Channing Tatum plays the role of Capitol Policeman John Cale, a veteran struggling to make it back into the life of his budding, political scientist daughter Emily after returning with a Silver Star from multiple tours in the Middle East. The Cales take a tour of the White House on the absolute worst possible day, and calamity ensues as a ring of domestic terrorists take over the White House and lock down the mansion of democracy.
As the security detail around him crumbles, Jamie Foxx, in the role of President Sawyer, plays an admittedly Obama-like portrayal of a peace-preaching president in a world poised for war. Using countless explosions, shootouts, one-liners and witty banter between Cale and Sawyer to break up the political pandering of the shell-shocked cabinet, command center, and coup d’état hopefuls, White House Down avoids becoming too preachy.
Maggie Gyllenhaal plays a convincing role as Special Agent Finnerty, a Secret Service woman desperately trying to save the president while being frustratingly trapped outside the White House grounds. In typical political thriller style, the CIA, NSA, FBI, National Guard, Joint Chiefs of Staff and even the Constitution itself can’t seem to agree with each other on what is the best course of action.
Finnerty is there every step of the way to slap the boys back in line and guide the Bruce-Willis-in-any-Die-Hard-like Cale and the ever-increasingly brave President Sawyer through what feels like each and every single room, floor, closet, basement and secret tunnel in the entire complex while Cale’s daughter Emily snoops around with her video camera posting every action of the terrorists onto her YouTube channel.
There’s a myriad of planes, tanks, soldiers, and one of the widest arrays of assault weapons ever assembled this side of the Lincoln Memorial, which is the physical metaphor for Sawyer’s motivation to use his presidency “not to make history… to make a difference.” In typical action-hero style, Tatum wields each and every random gun dropped by countless right-wing radical domestic terrorist with an expertise unmatched by even the gunslingers of old.

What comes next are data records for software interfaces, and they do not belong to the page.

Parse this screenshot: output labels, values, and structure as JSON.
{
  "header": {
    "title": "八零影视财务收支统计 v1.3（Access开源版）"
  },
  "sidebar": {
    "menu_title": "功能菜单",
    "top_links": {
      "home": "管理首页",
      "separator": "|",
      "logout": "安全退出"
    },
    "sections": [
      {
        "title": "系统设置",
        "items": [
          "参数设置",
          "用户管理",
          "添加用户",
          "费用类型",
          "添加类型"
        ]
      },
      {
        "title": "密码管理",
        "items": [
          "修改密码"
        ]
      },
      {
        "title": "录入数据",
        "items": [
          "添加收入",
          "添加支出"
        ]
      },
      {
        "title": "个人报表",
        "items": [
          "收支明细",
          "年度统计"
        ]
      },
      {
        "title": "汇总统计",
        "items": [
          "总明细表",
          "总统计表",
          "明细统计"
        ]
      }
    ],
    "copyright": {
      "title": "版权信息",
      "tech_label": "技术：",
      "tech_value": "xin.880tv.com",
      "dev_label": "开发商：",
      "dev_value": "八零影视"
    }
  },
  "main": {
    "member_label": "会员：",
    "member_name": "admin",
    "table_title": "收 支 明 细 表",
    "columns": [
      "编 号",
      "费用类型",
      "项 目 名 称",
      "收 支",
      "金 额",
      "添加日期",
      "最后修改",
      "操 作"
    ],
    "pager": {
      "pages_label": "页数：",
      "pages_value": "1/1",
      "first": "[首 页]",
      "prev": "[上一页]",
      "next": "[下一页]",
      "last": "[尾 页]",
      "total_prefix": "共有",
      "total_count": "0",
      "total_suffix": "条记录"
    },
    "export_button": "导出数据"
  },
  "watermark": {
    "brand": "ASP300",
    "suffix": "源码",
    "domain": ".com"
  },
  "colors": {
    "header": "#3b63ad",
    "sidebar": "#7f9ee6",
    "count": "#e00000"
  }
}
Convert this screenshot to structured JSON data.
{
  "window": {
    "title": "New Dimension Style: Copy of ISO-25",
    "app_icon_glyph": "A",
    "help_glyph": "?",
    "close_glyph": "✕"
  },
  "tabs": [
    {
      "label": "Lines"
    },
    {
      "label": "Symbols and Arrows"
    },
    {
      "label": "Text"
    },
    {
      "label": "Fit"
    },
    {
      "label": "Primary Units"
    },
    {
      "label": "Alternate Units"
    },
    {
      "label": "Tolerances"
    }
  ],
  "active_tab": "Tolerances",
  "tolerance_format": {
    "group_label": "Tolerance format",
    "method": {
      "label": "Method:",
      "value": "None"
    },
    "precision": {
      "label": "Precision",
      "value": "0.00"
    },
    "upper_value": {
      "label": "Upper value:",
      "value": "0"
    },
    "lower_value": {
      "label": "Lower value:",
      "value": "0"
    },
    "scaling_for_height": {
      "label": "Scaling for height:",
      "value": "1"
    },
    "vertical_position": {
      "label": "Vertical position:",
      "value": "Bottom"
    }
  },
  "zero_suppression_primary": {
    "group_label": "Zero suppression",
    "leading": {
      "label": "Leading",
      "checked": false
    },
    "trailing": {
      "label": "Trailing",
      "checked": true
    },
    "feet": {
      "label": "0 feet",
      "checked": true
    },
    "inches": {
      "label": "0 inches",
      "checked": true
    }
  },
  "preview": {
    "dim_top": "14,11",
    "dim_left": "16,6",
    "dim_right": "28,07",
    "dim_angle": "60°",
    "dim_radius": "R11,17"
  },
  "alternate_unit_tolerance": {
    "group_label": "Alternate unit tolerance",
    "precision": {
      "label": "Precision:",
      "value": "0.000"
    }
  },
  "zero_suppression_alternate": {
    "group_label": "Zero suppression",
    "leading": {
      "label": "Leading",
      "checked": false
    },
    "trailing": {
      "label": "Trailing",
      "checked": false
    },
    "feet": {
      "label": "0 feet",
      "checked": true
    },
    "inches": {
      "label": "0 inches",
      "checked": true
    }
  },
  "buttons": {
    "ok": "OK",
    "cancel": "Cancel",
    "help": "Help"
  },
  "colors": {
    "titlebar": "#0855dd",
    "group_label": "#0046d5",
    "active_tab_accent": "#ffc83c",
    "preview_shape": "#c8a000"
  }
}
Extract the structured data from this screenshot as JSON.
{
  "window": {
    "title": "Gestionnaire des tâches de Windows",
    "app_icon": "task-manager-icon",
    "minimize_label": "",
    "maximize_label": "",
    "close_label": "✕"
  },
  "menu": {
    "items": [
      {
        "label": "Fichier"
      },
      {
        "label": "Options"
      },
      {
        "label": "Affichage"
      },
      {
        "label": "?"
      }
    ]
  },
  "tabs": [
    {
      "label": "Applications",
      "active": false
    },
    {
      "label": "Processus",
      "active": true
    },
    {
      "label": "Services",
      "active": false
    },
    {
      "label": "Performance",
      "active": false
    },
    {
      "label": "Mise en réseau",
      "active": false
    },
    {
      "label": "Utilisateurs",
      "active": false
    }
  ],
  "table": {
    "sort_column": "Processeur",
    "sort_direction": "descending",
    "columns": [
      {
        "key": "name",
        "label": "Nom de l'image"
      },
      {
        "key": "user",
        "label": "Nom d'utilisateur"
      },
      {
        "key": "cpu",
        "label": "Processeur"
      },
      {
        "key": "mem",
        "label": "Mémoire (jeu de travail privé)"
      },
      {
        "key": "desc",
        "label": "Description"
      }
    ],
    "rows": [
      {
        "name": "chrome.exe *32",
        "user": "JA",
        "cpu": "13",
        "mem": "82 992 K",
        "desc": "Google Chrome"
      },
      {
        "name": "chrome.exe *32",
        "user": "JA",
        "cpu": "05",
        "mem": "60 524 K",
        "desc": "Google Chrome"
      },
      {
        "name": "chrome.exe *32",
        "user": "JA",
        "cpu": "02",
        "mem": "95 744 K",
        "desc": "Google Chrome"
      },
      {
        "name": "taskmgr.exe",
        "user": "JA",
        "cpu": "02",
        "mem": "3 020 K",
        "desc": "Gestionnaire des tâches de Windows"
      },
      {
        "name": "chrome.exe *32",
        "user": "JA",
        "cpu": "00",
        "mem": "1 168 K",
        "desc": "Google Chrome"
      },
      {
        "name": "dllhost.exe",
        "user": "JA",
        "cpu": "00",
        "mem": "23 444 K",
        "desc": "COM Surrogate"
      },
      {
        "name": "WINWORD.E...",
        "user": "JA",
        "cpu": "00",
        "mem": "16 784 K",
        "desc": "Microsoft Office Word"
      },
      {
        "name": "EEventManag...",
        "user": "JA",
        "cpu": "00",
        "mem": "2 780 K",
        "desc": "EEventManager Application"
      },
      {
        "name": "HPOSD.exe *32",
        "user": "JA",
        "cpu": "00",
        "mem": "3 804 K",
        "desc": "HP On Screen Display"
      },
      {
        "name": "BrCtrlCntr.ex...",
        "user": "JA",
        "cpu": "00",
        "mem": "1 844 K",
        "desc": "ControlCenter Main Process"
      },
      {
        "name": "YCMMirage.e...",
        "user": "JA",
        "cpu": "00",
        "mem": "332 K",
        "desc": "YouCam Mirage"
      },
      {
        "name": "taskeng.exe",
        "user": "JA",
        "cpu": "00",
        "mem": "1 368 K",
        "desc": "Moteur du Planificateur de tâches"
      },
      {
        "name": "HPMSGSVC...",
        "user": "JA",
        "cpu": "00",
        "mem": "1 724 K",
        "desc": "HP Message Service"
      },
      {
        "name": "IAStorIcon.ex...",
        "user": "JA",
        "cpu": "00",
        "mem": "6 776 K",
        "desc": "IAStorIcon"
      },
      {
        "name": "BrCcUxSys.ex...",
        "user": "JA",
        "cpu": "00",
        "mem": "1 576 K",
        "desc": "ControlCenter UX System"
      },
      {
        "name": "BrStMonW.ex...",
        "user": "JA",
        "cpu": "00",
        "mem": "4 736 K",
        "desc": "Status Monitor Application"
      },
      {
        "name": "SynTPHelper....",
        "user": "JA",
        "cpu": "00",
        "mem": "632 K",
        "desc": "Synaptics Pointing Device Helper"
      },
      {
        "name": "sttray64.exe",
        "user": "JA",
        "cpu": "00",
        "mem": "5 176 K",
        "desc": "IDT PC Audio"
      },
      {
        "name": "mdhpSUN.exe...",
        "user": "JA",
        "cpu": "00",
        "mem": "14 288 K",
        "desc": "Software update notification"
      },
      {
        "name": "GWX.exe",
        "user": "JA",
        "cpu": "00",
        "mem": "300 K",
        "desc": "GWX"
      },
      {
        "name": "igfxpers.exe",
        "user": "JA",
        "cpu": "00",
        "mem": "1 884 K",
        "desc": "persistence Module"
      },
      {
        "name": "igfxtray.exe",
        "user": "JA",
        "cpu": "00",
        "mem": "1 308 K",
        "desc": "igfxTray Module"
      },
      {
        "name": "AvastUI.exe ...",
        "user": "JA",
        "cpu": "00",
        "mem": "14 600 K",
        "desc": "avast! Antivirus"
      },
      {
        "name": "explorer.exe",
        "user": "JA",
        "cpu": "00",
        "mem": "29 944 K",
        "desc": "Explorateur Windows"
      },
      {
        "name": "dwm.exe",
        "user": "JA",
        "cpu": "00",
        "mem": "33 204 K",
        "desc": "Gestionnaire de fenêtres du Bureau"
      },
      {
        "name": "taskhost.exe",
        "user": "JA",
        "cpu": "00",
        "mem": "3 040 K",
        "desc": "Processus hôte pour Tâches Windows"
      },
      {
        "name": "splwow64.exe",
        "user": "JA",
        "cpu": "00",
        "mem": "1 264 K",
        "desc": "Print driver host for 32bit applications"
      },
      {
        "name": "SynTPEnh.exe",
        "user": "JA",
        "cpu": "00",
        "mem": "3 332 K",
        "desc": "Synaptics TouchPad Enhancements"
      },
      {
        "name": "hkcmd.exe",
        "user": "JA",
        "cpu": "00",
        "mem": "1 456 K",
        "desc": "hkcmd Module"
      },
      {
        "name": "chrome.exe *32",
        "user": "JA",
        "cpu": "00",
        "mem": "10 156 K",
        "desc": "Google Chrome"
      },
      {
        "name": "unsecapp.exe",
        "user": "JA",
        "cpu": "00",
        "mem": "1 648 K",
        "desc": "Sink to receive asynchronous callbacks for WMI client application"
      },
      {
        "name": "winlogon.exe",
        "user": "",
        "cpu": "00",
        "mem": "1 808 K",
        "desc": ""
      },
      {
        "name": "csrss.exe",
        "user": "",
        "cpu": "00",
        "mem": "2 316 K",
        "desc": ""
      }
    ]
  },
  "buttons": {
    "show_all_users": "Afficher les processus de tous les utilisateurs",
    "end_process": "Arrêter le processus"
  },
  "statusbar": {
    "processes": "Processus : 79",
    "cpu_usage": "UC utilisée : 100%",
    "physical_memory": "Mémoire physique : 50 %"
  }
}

Emmerich delivers his typical deep-rooted, back-story laden character-centered action through well-paced suspense, a surprising level of humor, and over-the-top explosions, not unlike his earlier work, “Independence Day,” of which is referenced to by the nauseatingly clichéd and nerdy, White House tour guide to distinguish different parts of the complex.
The set design is stunning, with a look so realistic and rich you would swear you’re right there on Pennsylvania Avenue dodging rocket strikes, grenade blasts and sniper rifle fire. Writer James Vanderbilt brings his “A” game with this one, with more plot twists and surprise villains than you can pull a trigger at, though Cale tries his hardest to do just that. Unlike most action films of late, “White House Down” is actually littered with dialogue you actually care about listening to between bomb explosions and shattering glass.
This film delivers much more than its lackluster trailers would let on, and is most assuredly better than Olympus Has Fallen, in nearly every important way. Tatum delivers a performance that made me forget he was in the travesty of a comedy known as “Magic Mike,” and Jamie Foxx is once again the most powerful actor in the film. While his role is nowhere near as central as Django, he cracks just as many funny lines while playing the free world’s most powerful man.
While this movie will not make my list for Best Picture, it is a solid candidate for summertime fun, and I strongly recommend it to any action buffs. I give “White House Down” an even 8.0 out of 10.
Ian Troub is a senior Broadcast Journalism student from Copperas Cove, Texas. Ian currently serves as the Executive Producer/Writer for Texan News Service.